“He’s emblematic of the person who needed to retrain,” said Dr. Serban of Mr. Wilson, who is featured in a promotional video called “Extreme Makeover” that the college produced. Originally from Northern California, he moved specifically to Santa Barbara to fast track his goal of receiving a certificate in computer networking and electrical engineering.
The college has sufficient funding to maintain its offerings through spring; pre-registration is up by 31 percent from last year.
Areas experiencing significant growth are the one- and two-year programs where there is a “great demand” for employees, Dr. Serban said. For example, enrollment in administration of justice programs is up 111 percent from last year. Students are taking lower-division work as prelude to jobs as police officers, corrections personnel, security workers or records clerks.

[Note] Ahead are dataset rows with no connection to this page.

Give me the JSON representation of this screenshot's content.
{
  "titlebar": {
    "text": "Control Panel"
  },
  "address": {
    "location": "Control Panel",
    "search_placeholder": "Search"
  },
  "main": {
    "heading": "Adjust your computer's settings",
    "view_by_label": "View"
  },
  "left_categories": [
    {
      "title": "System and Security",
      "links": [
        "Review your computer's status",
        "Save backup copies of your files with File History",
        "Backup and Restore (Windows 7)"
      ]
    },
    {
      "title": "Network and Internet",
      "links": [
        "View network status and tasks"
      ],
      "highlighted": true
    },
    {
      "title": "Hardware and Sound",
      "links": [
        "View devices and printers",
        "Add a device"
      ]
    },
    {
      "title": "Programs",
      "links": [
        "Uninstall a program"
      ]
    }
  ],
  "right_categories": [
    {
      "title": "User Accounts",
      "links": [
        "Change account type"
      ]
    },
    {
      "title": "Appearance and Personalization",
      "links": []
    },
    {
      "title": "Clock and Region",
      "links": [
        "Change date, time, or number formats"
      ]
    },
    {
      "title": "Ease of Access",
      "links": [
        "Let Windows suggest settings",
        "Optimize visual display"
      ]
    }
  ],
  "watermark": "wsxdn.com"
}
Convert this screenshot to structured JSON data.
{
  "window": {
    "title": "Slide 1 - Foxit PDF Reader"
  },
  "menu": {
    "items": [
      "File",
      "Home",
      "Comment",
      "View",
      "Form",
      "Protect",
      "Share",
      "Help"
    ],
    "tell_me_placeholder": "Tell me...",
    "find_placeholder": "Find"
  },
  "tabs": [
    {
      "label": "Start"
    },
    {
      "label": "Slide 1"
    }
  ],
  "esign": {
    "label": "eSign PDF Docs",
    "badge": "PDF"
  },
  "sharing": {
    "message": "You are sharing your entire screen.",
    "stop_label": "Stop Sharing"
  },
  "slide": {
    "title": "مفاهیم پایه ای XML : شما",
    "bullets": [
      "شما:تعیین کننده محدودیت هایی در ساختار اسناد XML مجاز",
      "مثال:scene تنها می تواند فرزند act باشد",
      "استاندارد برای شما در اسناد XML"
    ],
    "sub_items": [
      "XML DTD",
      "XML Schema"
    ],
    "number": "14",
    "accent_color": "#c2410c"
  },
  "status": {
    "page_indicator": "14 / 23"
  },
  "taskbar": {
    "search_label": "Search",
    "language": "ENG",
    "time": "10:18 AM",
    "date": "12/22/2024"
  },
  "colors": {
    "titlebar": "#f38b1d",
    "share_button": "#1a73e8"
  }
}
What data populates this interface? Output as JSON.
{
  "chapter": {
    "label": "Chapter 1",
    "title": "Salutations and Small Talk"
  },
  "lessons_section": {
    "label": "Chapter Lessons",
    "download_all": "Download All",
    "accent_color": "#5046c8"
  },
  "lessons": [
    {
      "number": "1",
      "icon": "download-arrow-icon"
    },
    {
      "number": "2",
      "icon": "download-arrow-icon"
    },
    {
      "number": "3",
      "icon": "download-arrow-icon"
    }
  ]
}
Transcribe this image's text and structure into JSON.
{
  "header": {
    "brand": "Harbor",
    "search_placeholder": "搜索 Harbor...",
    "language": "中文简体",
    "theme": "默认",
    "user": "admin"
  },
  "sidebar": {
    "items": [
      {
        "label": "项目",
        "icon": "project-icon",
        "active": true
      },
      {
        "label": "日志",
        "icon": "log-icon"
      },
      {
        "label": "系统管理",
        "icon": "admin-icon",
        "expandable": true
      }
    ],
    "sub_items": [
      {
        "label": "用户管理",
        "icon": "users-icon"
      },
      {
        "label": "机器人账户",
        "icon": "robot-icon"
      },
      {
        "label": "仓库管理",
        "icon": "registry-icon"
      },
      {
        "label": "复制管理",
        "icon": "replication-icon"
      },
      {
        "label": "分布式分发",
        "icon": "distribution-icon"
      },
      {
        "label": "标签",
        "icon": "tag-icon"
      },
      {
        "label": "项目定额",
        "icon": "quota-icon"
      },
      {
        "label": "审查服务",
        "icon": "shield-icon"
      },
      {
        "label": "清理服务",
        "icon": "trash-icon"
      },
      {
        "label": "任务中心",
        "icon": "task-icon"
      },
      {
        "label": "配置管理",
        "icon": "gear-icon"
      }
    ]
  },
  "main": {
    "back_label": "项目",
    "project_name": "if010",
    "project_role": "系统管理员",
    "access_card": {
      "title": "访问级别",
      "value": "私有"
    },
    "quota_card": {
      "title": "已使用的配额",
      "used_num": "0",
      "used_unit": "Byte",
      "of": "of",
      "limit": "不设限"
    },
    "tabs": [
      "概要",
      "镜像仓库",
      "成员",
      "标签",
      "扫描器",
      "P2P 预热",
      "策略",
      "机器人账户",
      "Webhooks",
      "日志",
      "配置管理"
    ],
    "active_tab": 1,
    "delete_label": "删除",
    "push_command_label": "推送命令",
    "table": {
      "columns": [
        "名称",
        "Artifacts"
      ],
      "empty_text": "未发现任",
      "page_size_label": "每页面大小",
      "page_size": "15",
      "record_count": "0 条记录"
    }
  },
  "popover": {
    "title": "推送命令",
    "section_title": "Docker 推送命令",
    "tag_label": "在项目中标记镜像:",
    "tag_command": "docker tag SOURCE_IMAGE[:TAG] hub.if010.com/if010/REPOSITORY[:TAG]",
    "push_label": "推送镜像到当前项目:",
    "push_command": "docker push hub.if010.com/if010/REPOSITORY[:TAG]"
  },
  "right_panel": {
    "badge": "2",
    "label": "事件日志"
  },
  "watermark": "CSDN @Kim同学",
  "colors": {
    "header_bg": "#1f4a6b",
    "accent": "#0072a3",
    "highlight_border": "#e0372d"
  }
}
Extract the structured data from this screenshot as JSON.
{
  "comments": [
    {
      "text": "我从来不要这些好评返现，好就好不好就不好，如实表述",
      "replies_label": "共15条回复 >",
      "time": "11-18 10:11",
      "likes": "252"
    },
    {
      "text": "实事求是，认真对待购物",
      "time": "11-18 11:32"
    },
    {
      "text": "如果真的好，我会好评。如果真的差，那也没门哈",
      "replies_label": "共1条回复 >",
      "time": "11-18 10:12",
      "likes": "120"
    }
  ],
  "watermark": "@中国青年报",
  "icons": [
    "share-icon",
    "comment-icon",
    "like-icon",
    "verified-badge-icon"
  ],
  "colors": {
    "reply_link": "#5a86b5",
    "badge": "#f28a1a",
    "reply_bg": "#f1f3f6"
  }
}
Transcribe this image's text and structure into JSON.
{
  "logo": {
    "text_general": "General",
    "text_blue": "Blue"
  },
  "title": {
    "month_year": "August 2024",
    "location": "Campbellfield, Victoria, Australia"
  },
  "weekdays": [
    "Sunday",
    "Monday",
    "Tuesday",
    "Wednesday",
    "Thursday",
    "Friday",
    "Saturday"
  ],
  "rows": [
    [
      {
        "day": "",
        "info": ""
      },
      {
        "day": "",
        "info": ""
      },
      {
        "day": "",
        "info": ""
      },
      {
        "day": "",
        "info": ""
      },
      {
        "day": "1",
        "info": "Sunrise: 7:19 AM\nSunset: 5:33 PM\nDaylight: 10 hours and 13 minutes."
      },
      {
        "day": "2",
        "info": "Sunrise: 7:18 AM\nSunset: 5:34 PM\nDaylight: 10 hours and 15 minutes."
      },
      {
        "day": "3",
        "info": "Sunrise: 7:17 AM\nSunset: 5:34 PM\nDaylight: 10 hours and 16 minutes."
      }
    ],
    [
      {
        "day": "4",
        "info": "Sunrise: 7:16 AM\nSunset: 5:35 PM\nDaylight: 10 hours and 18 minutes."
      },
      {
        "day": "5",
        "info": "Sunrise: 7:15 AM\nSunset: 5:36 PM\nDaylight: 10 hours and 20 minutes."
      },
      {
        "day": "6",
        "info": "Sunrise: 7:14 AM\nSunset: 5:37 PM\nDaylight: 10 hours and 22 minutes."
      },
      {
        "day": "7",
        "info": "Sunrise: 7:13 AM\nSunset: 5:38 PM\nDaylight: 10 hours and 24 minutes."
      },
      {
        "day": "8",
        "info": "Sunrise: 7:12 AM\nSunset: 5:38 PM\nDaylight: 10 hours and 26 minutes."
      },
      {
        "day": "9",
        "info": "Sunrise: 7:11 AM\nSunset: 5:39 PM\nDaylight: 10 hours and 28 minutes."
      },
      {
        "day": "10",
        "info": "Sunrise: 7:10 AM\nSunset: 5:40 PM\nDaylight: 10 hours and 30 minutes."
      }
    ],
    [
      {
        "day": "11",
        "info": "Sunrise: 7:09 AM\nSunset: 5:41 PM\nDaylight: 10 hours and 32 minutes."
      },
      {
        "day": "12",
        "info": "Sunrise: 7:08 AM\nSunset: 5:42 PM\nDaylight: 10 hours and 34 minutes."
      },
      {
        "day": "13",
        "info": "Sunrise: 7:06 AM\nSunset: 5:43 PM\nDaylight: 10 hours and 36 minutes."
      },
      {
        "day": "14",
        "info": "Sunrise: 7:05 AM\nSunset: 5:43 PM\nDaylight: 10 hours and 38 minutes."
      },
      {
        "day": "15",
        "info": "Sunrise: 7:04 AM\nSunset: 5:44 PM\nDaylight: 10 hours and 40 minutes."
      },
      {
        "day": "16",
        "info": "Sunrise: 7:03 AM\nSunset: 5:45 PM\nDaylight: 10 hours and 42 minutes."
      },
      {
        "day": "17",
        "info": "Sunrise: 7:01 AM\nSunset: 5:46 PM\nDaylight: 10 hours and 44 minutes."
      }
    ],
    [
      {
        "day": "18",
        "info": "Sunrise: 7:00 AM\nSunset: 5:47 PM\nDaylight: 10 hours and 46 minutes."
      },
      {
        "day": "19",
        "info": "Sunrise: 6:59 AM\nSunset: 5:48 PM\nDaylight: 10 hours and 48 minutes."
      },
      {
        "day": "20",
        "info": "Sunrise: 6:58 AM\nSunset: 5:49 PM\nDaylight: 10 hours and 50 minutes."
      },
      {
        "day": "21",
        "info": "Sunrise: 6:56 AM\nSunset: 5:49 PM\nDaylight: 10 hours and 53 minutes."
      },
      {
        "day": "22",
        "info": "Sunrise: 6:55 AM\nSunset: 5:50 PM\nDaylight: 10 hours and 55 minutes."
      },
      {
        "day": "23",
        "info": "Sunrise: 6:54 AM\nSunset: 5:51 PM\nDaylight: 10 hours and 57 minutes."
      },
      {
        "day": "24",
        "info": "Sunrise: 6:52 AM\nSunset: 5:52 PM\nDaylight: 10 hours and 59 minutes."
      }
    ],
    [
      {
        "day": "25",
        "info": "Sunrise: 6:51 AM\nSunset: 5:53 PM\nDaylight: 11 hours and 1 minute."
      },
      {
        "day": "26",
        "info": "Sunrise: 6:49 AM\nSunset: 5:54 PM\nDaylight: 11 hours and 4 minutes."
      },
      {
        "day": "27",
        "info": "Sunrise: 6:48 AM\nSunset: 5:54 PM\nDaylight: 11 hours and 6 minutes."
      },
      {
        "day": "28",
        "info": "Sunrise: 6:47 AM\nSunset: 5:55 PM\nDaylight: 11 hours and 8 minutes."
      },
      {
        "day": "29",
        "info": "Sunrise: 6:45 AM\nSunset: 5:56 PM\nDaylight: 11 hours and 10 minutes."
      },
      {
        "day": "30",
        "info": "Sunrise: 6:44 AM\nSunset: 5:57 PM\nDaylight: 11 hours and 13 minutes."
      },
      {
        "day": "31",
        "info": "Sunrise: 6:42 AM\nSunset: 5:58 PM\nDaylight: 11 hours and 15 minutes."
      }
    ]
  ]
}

Allied health programs, which trains nurses and health-care technicians, has increased enrollment by 62 percent over last year; enrollment in computer-information systems has grown 42 percent.
“Our students are keenly aware of what’s happening in the economy,” Dr. Serban said, pointing to heavy attendance at job and career fairs and accessing the college’s online job-posting system. Student usage of Job Connection is up 36 percent from last year. In addition, the SBCC Career Center has seen unprecedented demand for its courses on resume writing and job-interviewing workshops. “They want that extra edge,” said Dr. Serban.
Susan Goodale, program director of the UCSB Alumni Office, said about 4,000 Gaucho grads are involved in a college-specific LinkedIn program to network with other grads. The university has seen strong demand from “mid-career” alumni 10-15 years out of school looking to optimize career possibilities by connecting with classmates. With 90 percent of the school’s 160,000 grads living in California, regional alumni clubs hold quarterly gatherings for people to mix and network. The university also offers an online program called Career Connection for Gauchos to make contact with grads in their fields or in areas where they can transfer current skills.
“Expanding your networking circle is the best thing anyone can do,” said Ms. Goodale, and not just with alumni organizations. “Look at your professional organizations, Chamber mixers and Rotary clubs as ways to expand your career and business horizons,” she suggested.